__EXTRACTED INFORMATION__.
____________________

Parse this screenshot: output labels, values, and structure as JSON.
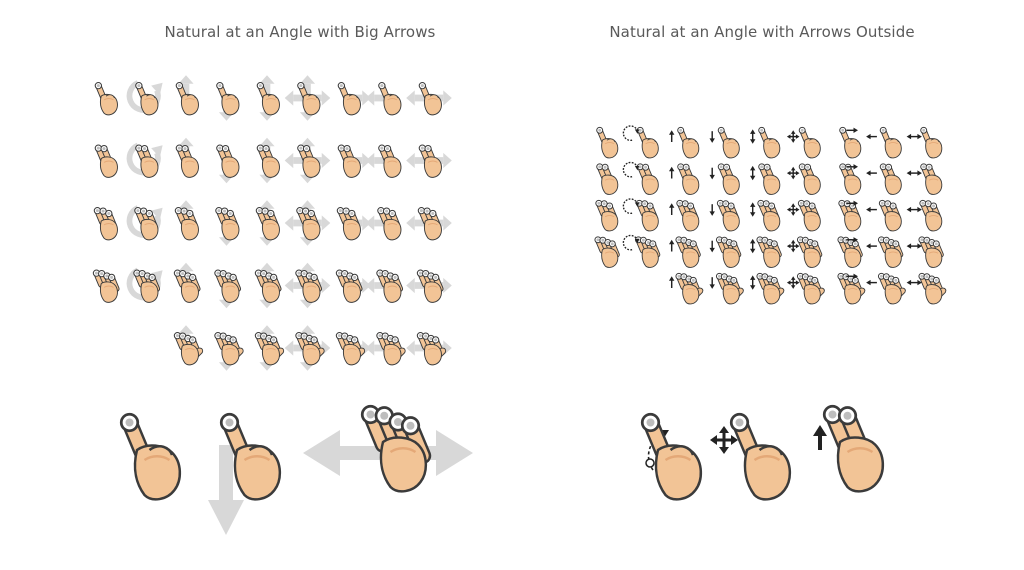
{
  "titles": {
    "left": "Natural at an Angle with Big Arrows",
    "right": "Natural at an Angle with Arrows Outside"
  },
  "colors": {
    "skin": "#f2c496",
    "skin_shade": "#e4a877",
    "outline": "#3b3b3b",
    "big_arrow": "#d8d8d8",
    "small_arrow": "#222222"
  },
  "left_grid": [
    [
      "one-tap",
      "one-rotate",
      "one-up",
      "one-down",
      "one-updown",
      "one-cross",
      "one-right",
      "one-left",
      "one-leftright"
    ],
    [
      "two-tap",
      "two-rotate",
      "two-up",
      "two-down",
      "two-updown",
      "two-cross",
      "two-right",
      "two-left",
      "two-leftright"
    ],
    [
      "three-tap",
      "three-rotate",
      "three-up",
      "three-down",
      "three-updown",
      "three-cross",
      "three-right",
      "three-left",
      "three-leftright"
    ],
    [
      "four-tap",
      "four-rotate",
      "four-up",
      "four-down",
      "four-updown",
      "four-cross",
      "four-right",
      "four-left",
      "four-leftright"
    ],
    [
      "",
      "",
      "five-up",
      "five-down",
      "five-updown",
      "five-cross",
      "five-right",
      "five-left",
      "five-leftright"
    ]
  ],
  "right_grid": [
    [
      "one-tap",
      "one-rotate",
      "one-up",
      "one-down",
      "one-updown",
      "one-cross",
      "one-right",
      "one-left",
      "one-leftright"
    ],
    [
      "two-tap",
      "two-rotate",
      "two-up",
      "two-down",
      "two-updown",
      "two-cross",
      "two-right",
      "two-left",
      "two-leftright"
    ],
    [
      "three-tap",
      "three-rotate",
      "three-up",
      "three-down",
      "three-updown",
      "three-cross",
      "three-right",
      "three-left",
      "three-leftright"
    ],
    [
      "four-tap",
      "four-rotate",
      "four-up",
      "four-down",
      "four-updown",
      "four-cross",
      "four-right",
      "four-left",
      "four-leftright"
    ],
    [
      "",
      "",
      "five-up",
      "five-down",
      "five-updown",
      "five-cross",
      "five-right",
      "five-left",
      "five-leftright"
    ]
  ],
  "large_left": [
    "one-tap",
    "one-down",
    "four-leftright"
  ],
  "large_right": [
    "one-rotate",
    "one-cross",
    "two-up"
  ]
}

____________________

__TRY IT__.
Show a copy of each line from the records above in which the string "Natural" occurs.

__WRITTEN RESPONSE__.
    "left": "Natural at an Angle with Big Arrows",
    "right": "Natural at an Angle with Arrows Outside"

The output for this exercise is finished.